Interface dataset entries
'''

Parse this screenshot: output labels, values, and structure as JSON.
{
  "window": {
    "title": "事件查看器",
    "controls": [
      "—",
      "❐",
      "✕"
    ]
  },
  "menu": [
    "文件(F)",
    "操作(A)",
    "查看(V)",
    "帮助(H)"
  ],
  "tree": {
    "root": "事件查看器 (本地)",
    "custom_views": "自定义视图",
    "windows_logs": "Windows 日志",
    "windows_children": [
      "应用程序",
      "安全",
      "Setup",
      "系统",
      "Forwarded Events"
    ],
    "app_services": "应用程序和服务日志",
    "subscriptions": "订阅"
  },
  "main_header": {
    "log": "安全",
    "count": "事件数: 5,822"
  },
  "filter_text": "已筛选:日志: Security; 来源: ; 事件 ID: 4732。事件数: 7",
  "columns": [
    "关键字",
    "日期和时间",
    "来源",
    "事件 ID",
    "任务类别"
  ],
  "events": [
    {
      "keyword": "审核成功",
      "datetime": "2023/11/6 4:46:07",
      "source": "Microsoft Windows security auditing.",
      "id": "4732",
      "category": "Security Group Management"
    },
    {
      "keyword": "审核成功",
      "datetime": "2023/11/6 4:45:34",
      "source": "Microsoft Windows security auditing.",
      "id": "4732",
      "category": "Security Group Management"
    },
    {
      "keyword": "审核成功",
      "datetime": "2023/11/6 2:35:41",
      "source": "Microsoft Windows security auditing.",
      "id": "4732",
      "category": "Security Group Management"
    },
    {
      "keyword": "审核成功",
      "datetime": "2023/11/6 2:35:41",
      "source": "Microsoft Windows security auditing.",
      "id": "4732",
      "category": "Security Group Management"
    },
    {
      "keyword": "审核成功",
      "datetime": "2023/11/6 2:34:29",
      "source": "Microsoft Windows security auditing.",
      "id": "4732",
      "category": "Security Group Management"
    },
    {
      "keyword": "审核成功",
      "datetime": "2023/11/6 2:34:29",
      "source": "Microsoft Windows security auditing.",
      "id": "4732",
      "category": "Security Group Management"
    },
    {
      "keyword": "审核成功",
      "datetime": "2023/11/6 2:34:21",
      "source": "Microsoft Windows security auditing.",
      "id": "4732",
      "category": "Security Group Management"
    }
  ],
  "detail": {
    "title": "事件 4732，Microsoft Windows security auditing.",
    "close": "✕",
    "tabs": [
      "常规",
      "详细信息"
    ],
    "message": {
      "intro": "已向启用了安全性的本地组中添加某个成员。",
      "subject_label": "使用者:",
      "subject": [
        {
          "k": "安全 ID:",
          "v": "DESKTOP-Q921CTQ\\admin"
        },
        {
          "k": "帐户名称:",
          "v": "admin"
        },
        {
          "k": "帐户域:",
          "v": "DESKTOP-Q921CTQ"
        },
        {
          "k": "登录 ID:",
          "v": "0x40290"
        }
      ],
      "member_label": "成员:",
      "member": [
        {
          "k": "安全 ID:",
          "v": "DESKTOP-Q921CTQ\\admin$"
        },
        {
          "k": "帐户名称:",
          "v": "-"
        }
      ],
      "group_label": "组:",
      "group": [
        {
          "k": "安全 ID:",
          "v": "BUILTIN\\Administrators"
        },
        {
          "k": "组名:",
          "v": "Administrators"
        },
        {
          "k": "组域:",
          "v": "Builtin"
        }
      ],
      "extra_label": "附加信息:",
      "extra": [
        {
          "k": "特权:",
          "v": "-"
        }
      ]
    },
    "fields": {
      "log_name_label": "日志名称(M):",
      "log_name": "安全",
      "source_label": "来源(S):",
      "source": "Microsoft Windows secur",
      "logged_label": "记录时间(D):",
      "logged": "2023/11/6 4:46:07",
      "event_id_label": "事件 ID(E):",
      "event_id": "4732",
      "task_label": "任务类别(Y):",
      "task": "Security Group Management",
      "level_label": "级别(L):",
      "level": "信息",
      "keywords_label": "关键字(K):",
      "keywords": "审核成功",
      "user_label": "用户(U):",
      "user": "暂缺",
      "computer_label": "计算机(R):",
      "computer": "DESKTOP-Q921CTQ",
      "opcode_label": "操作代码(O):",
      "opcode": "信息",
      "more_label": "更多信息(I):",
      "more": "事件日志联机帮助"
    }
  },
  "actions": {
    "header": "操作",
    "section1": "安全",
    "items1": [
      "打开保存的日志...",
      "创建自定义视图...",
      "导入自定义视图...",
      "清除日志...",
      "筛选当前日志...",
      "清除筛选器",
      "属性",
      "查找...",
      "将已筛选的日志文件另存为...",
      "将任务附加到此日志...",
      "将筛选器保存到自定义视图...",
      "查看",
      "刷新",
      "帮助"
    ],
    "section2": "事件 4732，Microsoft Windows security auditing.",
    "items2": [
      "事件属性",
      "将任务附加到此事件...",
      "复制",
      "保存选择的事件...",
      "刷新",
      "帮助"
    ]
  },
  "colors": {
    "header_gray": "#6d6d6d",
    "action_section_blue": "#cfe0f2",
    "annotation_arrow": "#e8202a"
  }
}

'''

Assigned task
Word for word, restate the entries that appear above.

Solution to this exercise
Parse this screenshot: output labels, values, and structure as JSON.
{
  "window": {
    "title": "事件查看器",
    "controls": [
      "—",
      "❐",
      "✕"
    ]
  },
  "menu": [
    "文件(F)",
    "操作(A)",
    "查看(V)",
    "帮助(H)"
  ],
  "tree": {
    "root": "事件查看器 (本地)",
    "custom_views": "自定义视图",
    "windows_logs": "Windows 日志",
    "windows_children": [
      "应用程序",
      "安全",
      "Setup",
      "系统",
      "Forwarded Events"
    ],
    "app_services": "应用程序和服务日志",
    "subscriptions": "订阅"
  },
  "main_header": {
    "log": "安全",
    "count": "事件数: 5,822"
  },
  "filter_text": "已筛选:日志: Security; 来源: ; 事件 ID: 4732。事件数: 7",
  "columns": [
    "关键字",
    "日期和时间",
    "来源",
    "事件 ID",
    "任务类别"
  ],
  "events": [
    {
      "keyword": "审核成功",
      "datetime": "2023/11/6 4:46:07",
      "source": "Microsoft Windows security auditing.",
      "id": "4732",
      "category": "Security Group Management"
    },
    {
      "keyword": "审核成功",
      "datetime": "2023/11/6 4:45:34",
      "source": "Microsoft Windows security auditing.",
      "id": "4732",
      "category": "Security Group Management"
    },
    {
      "keyword": "审核成功",
      "datetime": "2023/11/6 2:35:41",
      "source": "Microsoft Windows security auditing.",
      "id": "4732",
      "category": "Security Group Management"
    },
    {
      "keyword": "审核成功",
      "datetime": "2023/11/6 2:35:41",
      "source": "Microsoft Windows security auditing.",
      "id": "4732",
      "category": "Security Group Management"
    },
    {
      "keyword": "审核成功",
      "datetime": "2023/11/6 2:34:29",
      "source": "Microsoft Windows security auditing.",
      "id": "4732",
      "category": "Security Group Management"
    },
    {
      "keyword": "审核成功",
      "datetime": "2023/11/6 2:34:29",
      "source": "Microsoft Windows security auditing.",
      "id": "4732",
      "category": "Security Group Management"
    },
    {
      "keyword": "审核成功",
      "datetime": "2023/11/6 2:34:21",
      "source": "Microsoft Windows security auditing.",
      "id": "4732",
      "category": "Security Group Management"
    }
  ],
  "detail": {
    "title": "事件 4732，Microsoft Windows security auditing.",
    "close": "✕",
    "tabs": [
      "常规",
      "详细信息"
    ],
    "message": {
      "intro": "已向启用了安全性的本地组中添加某个成员。",
      "subject_label": "使用者:",
      "subject": [
        {
          "k": "安全 ID:",
          "v": "DESKTOP-Q921CTQ\\admin"
        },
        {
          "k": "帐户名称:",
          "v": "admin"
        },
        {
          "k": "帐户域:",
          "v": "DESKTOP-Q921CTQ"
        },
        {
          "k": "登录 ID:",
          "v": "0x40290"
        }
      ],
      "member_label": "成员:",
      "member": [
        {
          "k": "安全 ID:",
          "v": "DESKTOP-Q921CTQ\\admin$"
        },
        {
          "k": "帐户名称:",
          "v": "-"
        }
      ],
      "group_label": "组:",
      "group": [
        {
          "k": "安全 ID:",
          "v": "BUILTIN\\Administrators"
        },
        {
          "k": "组名:",
          "v": "Administrators"
        },
        {
          "k": "组域:",
          "v": "Builtin"
        }
      ],
      "extra_label": "附加信息:",
      "extra": [
        {
          "k": "特权:",
          "v": "-"
        }
      ]
    },
    "fields": {
      "log_name_label": "日志名称(M):",
      "log_name": "安全",
      "source_label": "来源(S):",
      "source": "Microsoft Windows secur",
      "logged_label": "记录时间(D):",
      "logged": "2023/11/6 4:46:07",
      "event_id_label": "事件 ID(E):",
      "event_id": "4732",
      "task_label": "任务类别(Y):",
      "task": "Security Group Management",
      "level_label": "级别(L):",
      "level": "信息",
      "keywords_label": "关键字(K):",
      "keywords": "审核成功",
      "user_label": "用户(U):",
      "user": "暂缺",
      "computer_label": "计算机(R):",
      "computer": "DESKTOP-Q921CTQ",
      "opcode_label": "操作代码(O):",
      "opcode": "信息",
      "more_label": "更多信息(I):",
      "more": "事件日志联机帮助"
    }
  },
  "actions": {
    "header": "操作",
    "section1": "安全",
    "items1": [
      "打开保存的日志...",
      "创建自定义视图...",
      "导入自定义视图...",
      "清除日志...",
      "筛选当前日志...",
      "清除筛选器",
      "属性",
      "查找...",
      "将已筛选的日志文件另存为...",
      "将任务附加到此日志...",
      "将筛选器保存到自定义视图...",
      "查看",
      "刷新",
      "帮助"
    ],
    "section2": "事件 4732，Microsoft Windows security auditing.",
    "items2": [
      "事件属性",
      "将任务附加到此事件...",
      "复制",
      "保存选择的事件...",
      "刷新",
      "帮助"
    ]
  },
  "colors": {
    "header_gray": "#6d6d6d",
    "action_section_blue": "#cfe0f2",
    "annotation_arrow": "#e8202a"
  }
}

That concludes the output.